No time for reflection next up is Doomed (For Each Other) a with a ferocity fast pace you couldn’t argue that there would be nothing out of place to see the spectre of Dee Dee Ramone shrieking out a familiar 1-2-3-4 right now. Reynold’s is doing a great job mesmerising us all with his dynamically poignant backing vocals, as Gould wraps an arm around a stage monopolising pillar, his eyes twinkling as he flirtatiously gazes and grins at the audience.
Next, Salem’s first new – new track, William, It Was Really Something, as with all Salem track so far, it boasts concise yet distinctive songwriting mixed up with an energised delivery. Is this a nod to the similarly named Smiths kitchen-sink take on marriage? Maybe simply a cute moniker witticism? No matter the pretext of the track it is punchy and pacey in the best possible way.
Let us switch things up and move to the next day’s shows. It is Halloween and we are in Southampton’s 1865. It is a surprisingly more relaxed feel tonight, though still, excitement hangs in the air. The venues larger capacity means there is a relatively significant increase in the socially distanced audience, the size of the stage and there is a support band too.
Jetski Babylon, dressed for the night as a variety of menacing characters, delivered a slick set of strident alt-rock. Olly Tilt’s vocals are impressive throughout and their songs are packed with attention-grabbing anthemic sounds all delivered unpretentiously and with lots of heart. If you’re going to check out one track make it Porcelain, after which you will want to hear more.

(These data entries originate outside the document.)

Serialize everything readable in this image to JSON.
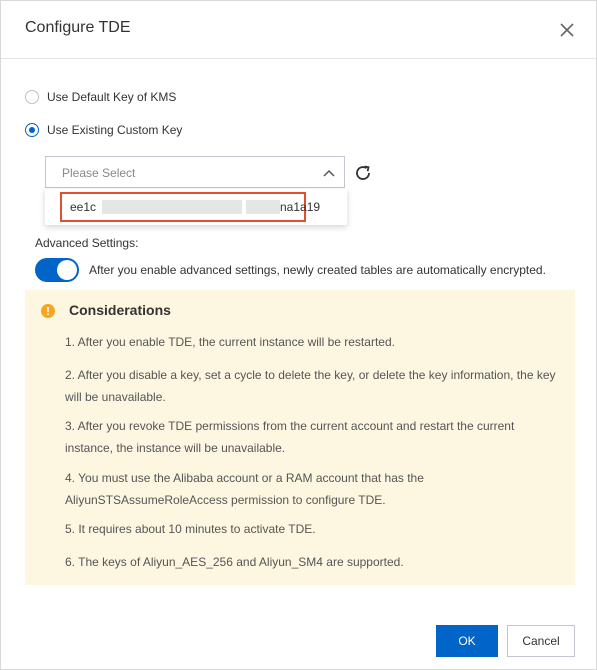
{
  "dialog": {
    "title": "Configure TDE",
    "close_icon": "close-icon"
  },
  "key_source": {
    "options": [
      {
        "label": "Use Default Key of KMS",
        "selected": false
      },
      {
        "label": "Use Existing Custom Key",
        "selected": true
      }
    ]
  },
  "key_select": {
    "placeholder": "Please Select",
    "chevron_icon": "chevron-up-icon",
    "refresh_icon": "refresh-icon",
    "dropdown_option_prefix": "ee1c",
    "dropdown_option_suffix": "na1a19"
  },
  "advanced": {
    "label": "Advanced Settings:",
    "switch_on": true,
    "description": "After you enable advanced settings, newly created tables are automatically encrypted."
  },
  "considerations": {
    "icon": "warning-icon",
    "title": "Considerations",
    "items": [
      "1. After you enable TDE, the current instance will be restarted.",
      "2. After you disable a key, set a cycle to delete the key, or delete the key information, the key will be unavailable.",
      "3. After you revoke TDE permissions from the current account and restart the current instance, the instance will be unavailable.",
      "4. You must use the Alibaba account or a RAM account that has the AliyunSTSAssumeRoleAccess permission to configure TDE.",
      "5. It requires about 10 minutes to activate TDE.",
      "6. The keys of Aliyun_AES_256 and Aliyun_SM4 are supported."
    ]
  },
  "footer": {
    "ok_label": "OK",
    "cancel_label": "Cancel"
  },
  "colors": {
    "primary": "#0064c8",
    "highlight_border": "#e04f2f",
    "notice_bg": "#fdf6e1",
    "warning": "#f5a623"
  }
}
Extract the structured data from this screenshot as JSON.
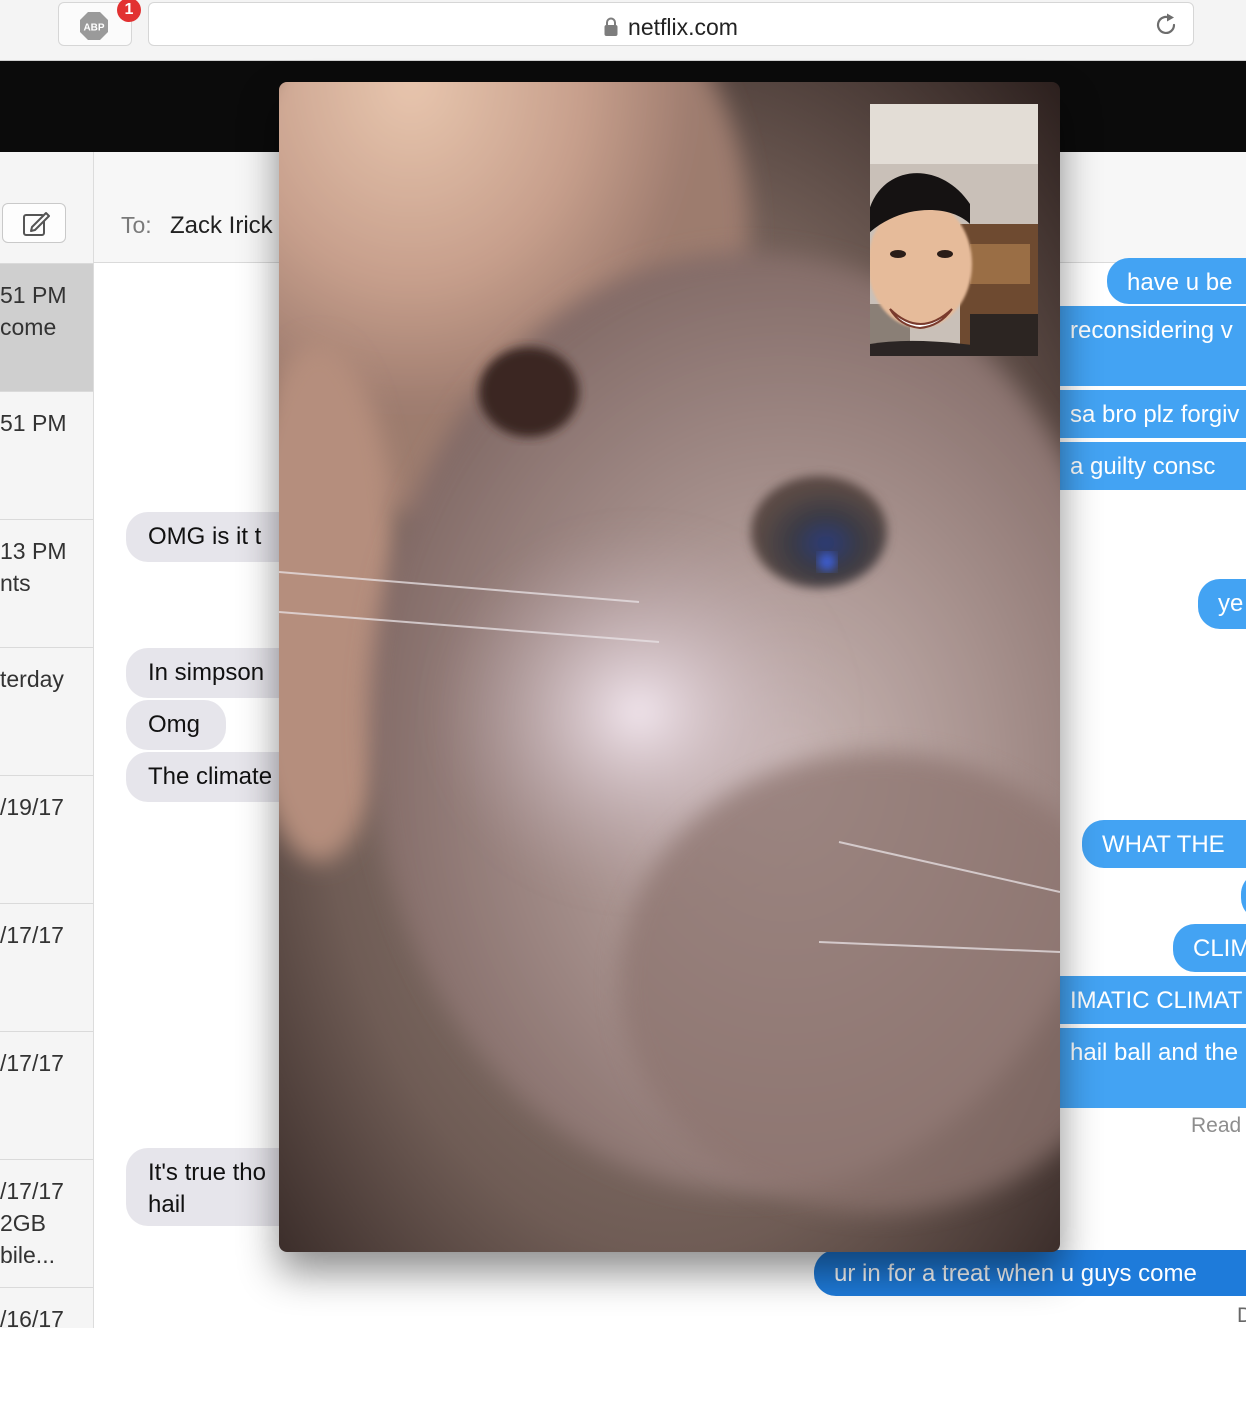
{
  "browser": {
    "adblock_label": "ABP",
    "adblock_badge": "1",
    "url": "netflix.com"
  },
  "sidebar": {
    "conversations": [
      {
        "lines": [
          "51 PM",
          "come"
        ],
        "selected": true
      },
      {
        "lines": [
          "51 PM"
        ]
      },
      {
        "lines": [
          "13 PM",
          "nts"
        ]
      },
      {
        "lines": [
          "terday"
        ]
      },
      {
        "lines": [
          "/19/17"
        ]
      },
      {
        "lines": [
          "/17/17"
        ]
      },
      {
        "lines": [
          "/17/17"
        ]
      },
      {
        "lines": [
          "/17/17",
          "2GB",
          "bile..."
        ]
      },
      {
        "lines": [
          "/16/17"
        ]
      }
    ]
  },
  "conversation": {
    "to_label": "To:",
    "to_name": "Zack Irick",
    "incoming": [
      "OMG is it t",
      "In simpson",
      "Omg",
      "The climate",
      "It's true tho",
      "hail"
    ],
    "outgoing": [
      "have u be",
      "reconsidering v",
      "sa bro plz forgiv",
      "a guilty consc",
      "ye",
      "WHAT THE",
      "CLIM",
      "IMATIC CLIMAT",
      "hail ball and the",
      "ur in for a treat when u guys come"
    ],
    "read_label": "Read",
    "delivered_label": "D"
  },
  "facetime": {
    "main_feed": "cat-close-up-video",
    "self_view": "smiling-person-video"
  },
  "colors": {
    "bubble_out": "#43a3f3",
    "bubble_out_dark": "#1e7bda",
    "bubble_in": "#e6e5eb",
    "badge": "#e23131"
  }
}
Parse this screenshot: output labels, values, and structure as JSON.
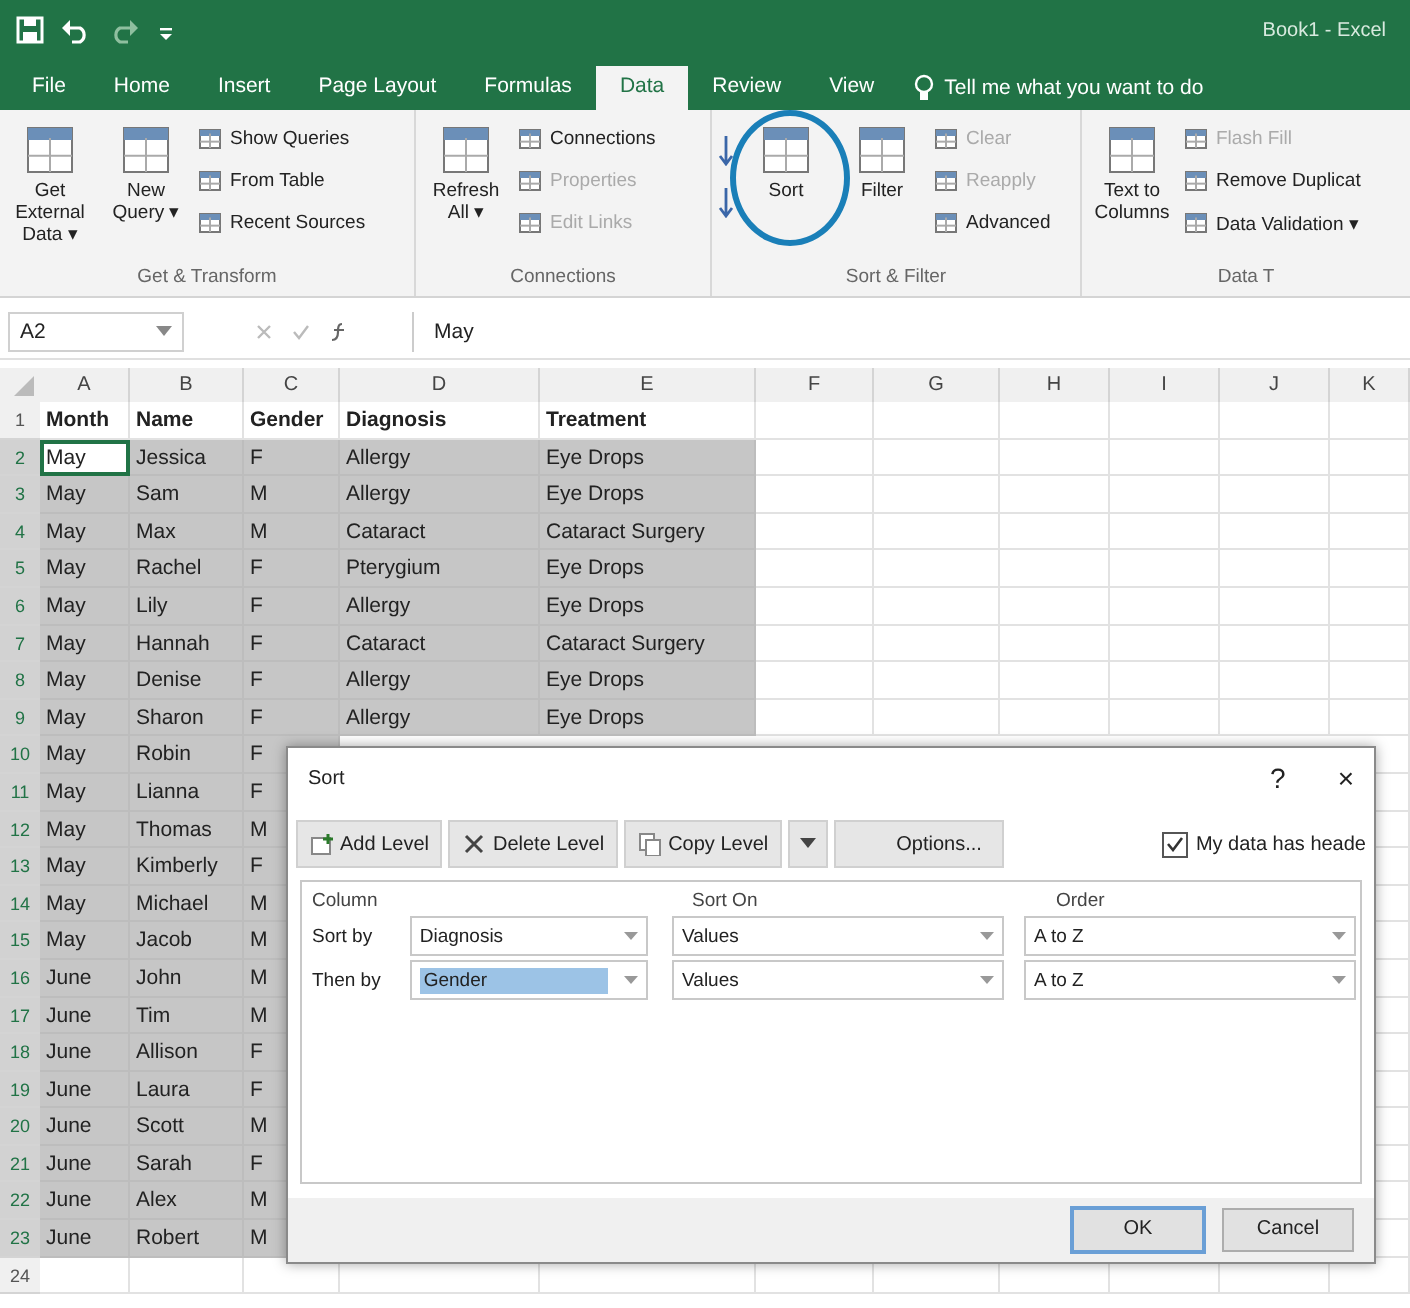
{
  "title_bar": {
    "title": "Book1 - Excel"
  },
  "ribbon_tabs": [
    {
      "label": "File",
      "selected": false
    },
    {
      "label": "Home",
      "selected": false
    },
    {
      "label": "Insert",
      "selected": false
    },
    {
      "label": "Page Layout",
      "selected": false
    },
    {
      "label": "Formulas",
      "selected": false
    },
    {
      "label": "Data",
      "selected": true
    },
    {
      "label": "Review",
      "selected": false
    },
    {
      "label": "View",
      "selected": false
    }
  ],
  "tell_me": "Tell me what you want to do",
  "ribbon_groups": [
    {
      "label": "Get & Transform",
      "items": [
        {
          "kind": "large",
          "label": "Get External Data ▾",
          "disabled": false
        },
        {
          "kind": "large",
          "label": "New Query ▾",
          "disabled": false
        },
        {
          "kind": "stack",
          "items": [
            {
              "label": "Show Queries",
              "disabled": false
            },
            {
              "label": "From Table",
              "disabled": false
            },
            {
              "label": "Recent Sources",
              "disabled": false
            }
          ]
        }
      ]
    },
    {
      "label": "Connections",
      "items": [
        {
          "kind": "large",
          "label": "Refresh All ▾",
          "disabled": false
        },
        {
          "kind": "stack",
          "items": [
            {
              "label": "Connections",
              "disabled": false
            },
            {
              "label": "Properties",
              "disabled": true
            },
            {
              "label": "Edit Links",
              "disabled": true
            }
          ]
        }
      ]
    },
    {
      "label": "Sort & Filter",
      "items": [
        {
          "kind": "sort_pair"
        },
        {
          "kind": "large",
          "label": "Sort",
          "disabled": false,
          "highlighted": true
        },
        {
          "kind": "large",
          "label": "Filter",
          "disabled": false
        },
        {
          "kind": "stack",
          "items": [
            {
              "label": "Clear",
              "disabled": true
            },
            {
              "label": "Reapply",
              "disabled": true
            },
            {
              "label": "Advanced",
              "disabled": false
            }
          ]
        }
      ]
    },
    {
      "label": "Data T",
      "items": [
        {
          "kind": "large",
          "label": "Text to Columns",
          "disabled": false
        },
        {
          "kind": "stack",
          "items": [
            {
              "label": "Flash Fill",
              "disabled": true
            },
            {
              "label": "Remove Duplicat",
              "disabled": false
            },
            {
              "label": "Data Validation ▾",
              "disabled": false
            }
          ]
        }
      ]
    }
  ],
  "formula_bar": {
    "name_box": "A2",
    "formula": "May"
  },
  "columns": [
    "A",
    "B",
    "C",
    "D",
    "E",
    "F",
    "G",
    "H",
    "I",
    "J",
    "K"
  ],
  "rows": [
    {
      "number": "1",
      "selected": false,
      "cells": [
        "Month",
        "Name",
        "Gender",
        "Diagnosis",
        "Treatment"
      ]
    },
    {
      "number": "2",
      "selected": true,
      "cells": [
        "May",
        "Jessica",
        "F",
        "Allergy",
        "Eye Drops"
      ]
    },
    {
      "number": "3",
      "selected": true,
      "cells": [
        "May",
        "Sam",
        "M",
        "Allergy",
        "Eye Drops"
      ]
    },
    {
      "number": "4",
      "selected": true,
      "cells": [
        "May",
        "Max",
        "M",
        "Cataract",
        "Cataract Surgery"
      ]
    },
    {
      "number": "5",
      "selected": true,
      "cells": [
        "May",
        "Rachel",
        "F",
        "Pterygium",
        "Eye Drops"
      ]
    },
    {
      "number": "6",
      "selected": true,
      "cells": [
        "May",
        "Lily",
        "F",
        "Allergy",
        "Eye Drops"
      ]
    },
    {
      "number": "7",
      "selected": true,
      "cells": [
        "May",
        "Hannah",
        "F",
        "Cataract",
        "Cataract Surgery"
      ]
    },
    {
      "number": "8",
      "selected": true,
      "cells": [
        "May",
        "Denise",
        "F",
        "Allergy",
        "Eye Drops"
      ]
    },
    {
      "number": "9",
      "selected": true,
      "cells": [
        "May",
        "Sharon",
        "F",
        "Allergy",
        "Eye Drops"
      ]
    },
    {
      "number": "10",
      "selected": true,
      "cells": [
        "May",
        "Robin",
        "F"
      ]
    },
    {
      "number": "11",
      "selected": true,
      "cells": [
        "May",
        "Lianna",
        "F"
      ]
    },
    {
      "number": "12",
      "selected": true,
      "cells": [
        "May",
        "Thomas",
        "M"
      ]
    },
    {
      "number": "13",
      "selected": true,
      "cells": [
        "May",
        "Kimberly",
        "F"
      ]
    },
    {
      "number": "14",
      "selected": true,
      "cells": [
        "May",
        "Michael",
        "M"
      ]
    },
    {
      "number": "15",
      "selected": true,
      "cells": [
        "May",
        "Jacob",
        "M"
      ]
    },
    {
      "number": "16",
      "selected": true,
      "cells": [
        "June",
        "John",
        "M"
      ]
    },
    {
      "number": "17",
      "selected": true,
      "cells": [
        "June",
        "Tim",
        "M"
      ]
    },
    {
      "number": "18",
      "selected": true,
      "cells": [
        "June",
        "Allison",
        "F"
      ]
    },
    {
      "number": "19",
      "selected": true,
      "cells": [
        "June",
        "Laura",
        "F"
      ]
    },
    {
      "number": "20",
      "selected": true,
      "cells": [
        "June",
        "Scott",
        "M"
      ]
    },
    {
      "number": "21",
      "selected": true,
      "cells": [
        "June",
        "Sarah",
        "F"
      ]
    },
    {
      "number": "22",
      "selected": true,
      "cells": [
        "June",
        "Alex",
        "M"
      ]
    },
    {
      "number": "23",
      "selected": true,
      "cells": [
        "June",
        "Robert",
        "M"
      ]
    },
    {
      "number": "24",
      "selected": false,
      "cells": []
    }
  ],
  "sort_dialog": {
    "title": "Sort",
    "help": "?",
    "close": "×",
    "toolbar": [
      {
        "label": "Add Level"
      },
      {
        "label": "Delete Level"
      },
      {
        "label": "Copy Level"
      },
      {
        "label": "Options..."
      }
    ],
    "headers_checkbox": {
      "label": "My data has heade",
      "checked": true
    },
    "column_headers": [
      "Column",
      "Sort On",
      "Order"
    ],
    "levels": [
      {
        "label": "Sort by",
        "column": "Diagnosis",
        "sort_on": "Values",
        "order": "A to Z",
        "selected": false
      },
      {
        "label": "Then by",
        "column": "Gender",
        "sort_on": "Values",
        "order": "A to Z",
        "selected": true
      }
    ],
    "buttons": [
      "OK",
      "Cancel"
    ]
  }
}
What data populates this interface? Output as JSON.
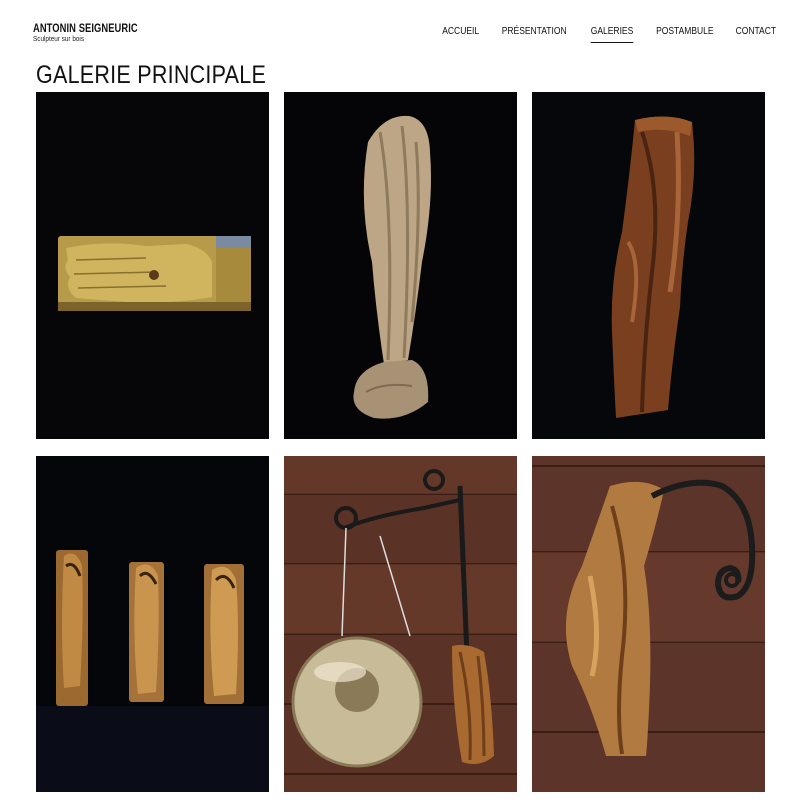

Several sizes bigger than last night’s stage it gives Gould the perfect new playground in which to strut, flounce and pose. All of which is done with such a joyful exuberance it is impossible not to be so invested in that feeling: after so many months of real despair, it is a dizzying high, we all need.
“Boy you look like death, but healthy guys are such an eyesore” Damn how is that for a glorious line! Eyesore possesses a striking cinematic narrative that live is escalated way beyond the recorded version. Gould bounds around his stage pointing into the void and grinning as he story tells of ill-fated love, suicide pacts and Peg Entwistle’s final swan dive. The chorus so utter stimulating an enraptured singalong with the entire venue, during each show both in Southampton and London.
Our encore throughout this weekend has been Throat and the band’s first release Destroy Me both deliver that instant fix of anthemic bombast. Everyone is following Gould as he wraps his skeleton gloved hand around his throat, everyone singing along with him. The final song as always comes too soon and so much more so this weekend. Starved of live music for so many months and the knowledge that the country is heading into another lockdown no one lets the moment pass without throwing their all in. Reynold’s eyes closed and head high thrashes each chord like life depends on it. Gould fills the high ceiling room with every note he expels as the final sound hangs in the air the audience in Southampton like that of New Cross the night before thanks Salem with near-deafening appreciation.
Salem, skilfully marry beautiful melodies, quirky harmonies with exuberant poppy ferocity to create perfectly deliciously lovable darkwave punk rock songs that are enjoyable. Their live performance is a frenzied whirlpool of emotions that possesses all those trills that take place in the dark. Ultimately, Salem are a band enchantingly endearing and devilishly delightful in equal parts. However, it would be wrong to undersell or underestimate their quality by labelling them a lockdown folly or side-project: they are already way more than these characterisations allows them to be.